NCCN Guidelines for Patients
Colon Cancer, Version 1.2014
Part 3 discusses tests that are needed
to plan treatment. Some are used
to confirm the clinical stage of the
cancer. Others are used to know which
treatments would work best.
Medical and family history
To plan cancer treatment, your doctors will ask you
about any health events and medications you’ve taken
in your lifetime. This information is called a medical
history. A medical history helps your doctors know if
you can have surgery. It also helps doctors assess if
chemotherapy will do you more good than harm.
Since some health problems run in families, your
doctor will also ask about the medical history of your
blood relatives. It’s important to know who in your
family has had what diseases and at what ages the
diseases started. This information is called a family
Colon cancer often occurs for unknown reasons. But
some people have syndromes that increase their
chances of getting colon cancer. A syndrome is a
group of signs or symptoms that occur together and
suggest the presence of or risk for a disease. Some
syndromes that increase the risk for colon cancer are
inherited—passed down from parents to child.
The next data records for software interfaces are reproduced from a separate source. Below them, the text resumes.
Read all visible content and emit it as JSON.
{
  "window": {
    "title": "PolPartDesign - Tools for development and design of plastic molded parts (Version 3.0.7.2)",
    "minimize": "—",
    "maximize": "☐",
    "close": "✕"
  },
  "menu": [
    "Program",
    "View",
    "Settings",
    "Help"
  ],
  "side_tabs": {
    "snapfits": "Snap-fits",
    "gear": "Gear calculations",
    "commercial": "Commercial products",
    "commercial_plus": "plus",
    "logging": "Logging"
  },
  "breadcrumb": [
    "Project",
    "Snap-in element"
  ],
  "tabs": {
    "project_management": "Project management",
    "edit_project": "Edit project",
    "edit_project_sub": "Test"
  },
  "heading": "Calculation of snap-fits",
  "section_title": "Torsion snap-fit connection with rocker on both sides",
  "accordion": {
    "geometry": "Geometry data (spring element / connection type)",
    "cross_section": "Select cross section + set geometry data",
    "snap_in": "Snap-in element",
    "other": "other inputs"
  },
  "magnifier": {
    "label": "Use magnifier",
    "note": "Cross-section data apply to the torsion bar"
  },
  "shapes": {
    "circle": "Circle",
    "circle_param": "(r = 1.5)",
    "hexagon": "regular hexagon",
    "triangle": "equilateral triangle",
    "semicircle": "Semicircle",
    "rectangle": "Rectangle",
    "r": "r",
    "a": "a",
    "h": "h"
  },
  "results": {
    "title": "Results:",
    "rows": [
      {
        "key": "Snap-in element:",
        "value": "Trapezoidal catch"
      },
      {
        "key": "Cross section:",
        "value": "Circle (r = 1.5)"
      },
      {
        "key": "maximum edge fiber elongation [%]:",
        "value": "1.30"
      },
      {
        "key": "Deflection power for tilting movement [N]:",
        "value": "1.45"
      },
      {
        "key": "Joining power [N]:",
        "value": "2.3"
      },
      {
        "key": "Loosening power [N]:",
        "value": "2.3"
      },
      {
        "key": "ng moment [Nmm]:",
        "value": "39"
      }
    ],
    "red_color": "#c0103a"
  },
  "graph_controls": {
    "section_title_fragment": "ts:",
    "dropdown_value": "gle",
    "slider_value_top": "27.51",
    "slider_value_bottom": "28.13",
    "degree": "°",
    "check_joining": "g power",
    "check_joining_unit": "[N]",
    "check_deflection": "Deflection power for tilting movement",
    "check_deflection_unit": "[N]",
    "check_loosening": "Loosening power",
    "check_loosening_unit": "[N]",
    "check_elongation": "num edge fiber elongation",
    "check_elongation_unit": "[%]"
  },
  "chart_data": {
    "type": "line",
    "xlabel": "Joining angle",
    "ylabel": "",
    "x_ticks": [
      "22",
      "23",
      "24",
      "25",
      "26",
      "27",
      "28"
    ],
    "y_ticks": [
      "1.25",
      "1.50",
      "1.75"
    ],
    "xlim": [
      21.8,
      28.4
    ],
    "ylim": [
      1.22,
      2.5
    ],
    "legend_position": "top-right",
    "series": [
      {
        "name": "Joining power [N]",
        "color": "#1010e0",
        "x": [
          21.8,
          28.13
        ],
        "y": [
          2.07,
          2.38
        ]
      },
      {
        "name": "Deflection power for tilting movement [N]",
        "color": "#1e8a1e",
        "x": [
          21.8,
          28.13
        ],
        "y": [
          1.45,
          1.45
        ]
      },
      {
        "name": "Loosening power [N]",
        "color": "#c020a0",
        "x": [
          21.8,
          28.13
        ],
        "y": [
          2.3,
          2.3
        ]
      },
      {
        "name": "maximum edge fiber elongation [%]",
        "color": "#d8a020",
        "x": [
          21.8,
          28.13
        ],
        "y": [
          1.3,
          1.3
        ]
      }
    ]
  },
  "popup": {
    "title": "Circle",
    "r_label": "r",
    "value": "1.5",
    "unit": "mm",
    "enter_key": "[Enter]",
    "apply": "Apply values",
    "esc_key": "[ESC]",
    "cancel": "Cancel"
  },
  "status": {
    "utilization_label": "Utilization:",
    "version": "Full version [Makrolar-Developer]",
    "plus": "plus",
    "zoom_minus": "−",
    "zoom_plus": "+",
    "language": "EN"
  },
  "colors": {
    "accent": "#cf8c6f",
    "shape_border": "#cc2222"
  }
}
also known as Lynch syndrome, is the most common
type of inherited syndrome to cause colon cancer. It
also increases the risk for other types of cancer. Even
so, only 3 to 5 out of 100 people with colon cancer
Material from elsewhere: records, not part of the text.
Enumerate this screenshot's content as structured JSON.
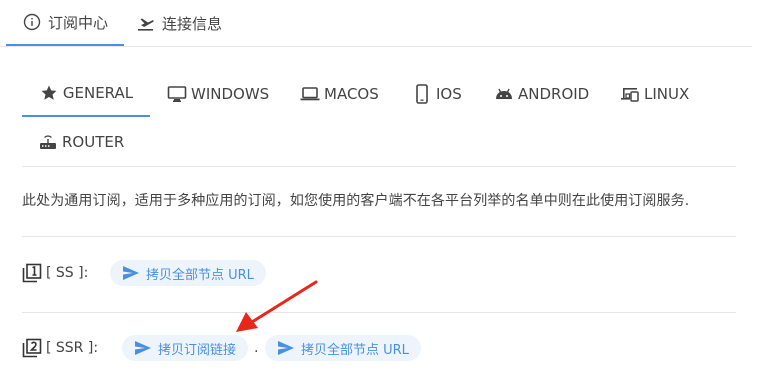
{
  "top_tabs": [
    {
      "label": "订阅中心",
      "icon": "info-circle-icon"
    },
    {
      "label": "连接信息",
      "icon": "flight-takeoff-icon"
    }
  ],
  "platform_tabs": [
    {
      "label": "GENERAL",
      "icon": "star-icon"
    },
    {
      "label": "WINDOWS",
      "icon": "desktop-icon"
    },
    {
      "label": "MACOS",
      "icon": "laptop-icon"
    },
    {
      "label": "IOS",
      "icon": "phone-icon"
    },
    {
      "label": "ANDROID",
      "icon": "android-icon"
    },
    {
      "label": "LINUX",
      "icon": "devices-icon"
    },
    {
      "label": "ROUTER",
      "icon": "router-icon"
    }
  ],
  "description": "此处为通用订阅，适用于多种应用的订阅，如您使用的客户端不在各平台列举的名单中则在此使用订阅服务.",
  "ss": {
    "label": "[ SS ]:",
    "copy_all": "拷贝全部节点 URL"
  },
  "ssr": {
    "label": "[ SSR ]:",
    "copy_sub": "拷贝订阅链接",
    "separator": ".",
    "copy_all": "拷贝全部节点 URL"
  },
  "colors": {
    "accent": "#4a90e2",
    "button_bg": "#eef4fc",
    "annotation_arrow": "#e8261c"
  }
}
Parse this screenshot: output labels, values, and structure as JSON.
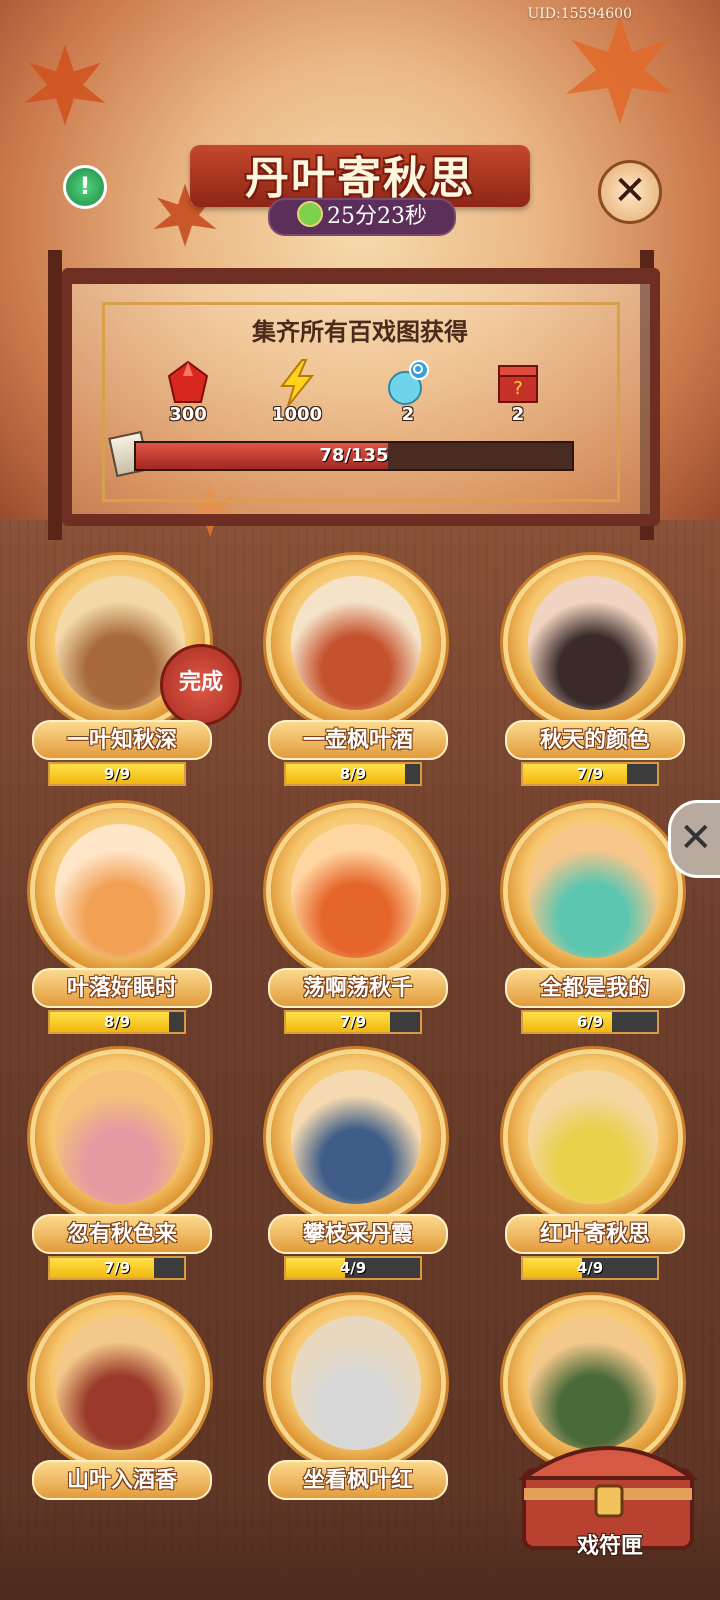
{
  "header": {
    "uid": "UID:15594600",
    "title": "丹叶寄秋思",
    "timer": "25分23秒"
  },
  "collection": {
    "title": "集齐所有百戏图获得",
    "rewards": [
      {
        "icon": "red-gem-icon",
        "count": "300"
      },
      {
        "icon": "lightning-icon",
        "count": "1000"
      },
      {
        "icon": "blue-magnifier-orb-icon",
        "count": "2"
      },
      {
        "icon": "mystery-chest-icon",
        "count": "2"
      }
    ],
    "progress_label": "78/135",
    "progress_value": 0.578
  },
  "cards": [
    {
      "name": "一叶知秋深",
      "progress": "9/9",
      "fraction": 1.0,
      "done_label": "完成",
      "art": "book-scene"
    },
    {
      "name": "一壶枫叶酒",
      "progress": "8/9",
      "fraction": 0.889,
      "art": "teapot"
    },
    {
      "name": "秋天的颜色",
      "progress": "7/9",
      "fraction": 0.778,
      "art": "lady-flowers"
    },
    {
      "name": "叶落好眠时",
      "progress": "8/9",
      "fraction": 0.889,
      "art": "sleeping-cat"
    },
    {
      "name": "荡啊荡秋千",
      "progress": "7/9",
      "fraction": 0.778,
      "art": "swing-cat"
    },
    {
      "name": "全都是我的",
      "progress": "6/9",
      "fraction": 0.667,
      "art": "teal-cat"
    },
    {
      "name": "忽有秋色来",
      "progress": "7/9",
      "fraction": 0.778,
      "art": "pink-lady"
    },
    {
      "name": "攀枝采丹霞",
      "progress": "4/9",
      "fraction": 0.444,
      "art": "straw-hat-man"
    },
    {
      "name": "红叶寄秋思",
      "progress": "4/9",
      "fraction": 0.444,
      "art": "yellow-lady"
    },
    {
      "name": "山叶入酒香",
      "art": "red-lady"
    },
    {
      "name": "坐看枫叶红",
      "art": "white-hair-man"
    },
    {
      "name": "",
      "art": "two-ladies"
    }
  ],
  "chest": {
    "label": "戏符匣"
  },
  "colors": {
    "accent_red": "#b3321f",
    "gold": "#f2b60d",
    "bar_bg": "#3c3c3c"
  }
}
have Lynch syndrome.
olyposis) is a rare
inherited syndrome that often leads to colon cancer.
However, only 1 out of 100 people with colon cancer
have FAP. FAP starts with hundreds of polyps forming
in the colon and rectum. You are likely to have cancer
by age 50 if you have classic FAP. In attenuated FAP,
the start of the disease is later in life and fewer than
100 polyps develop.
If your doctors think you have an inherited syndrome,
you may be referred to a genetic counselor. A genetic
18 Medical and family history
19 Total colonscopy
20 Imaging tests
21 Blood tests
21 Molecular testing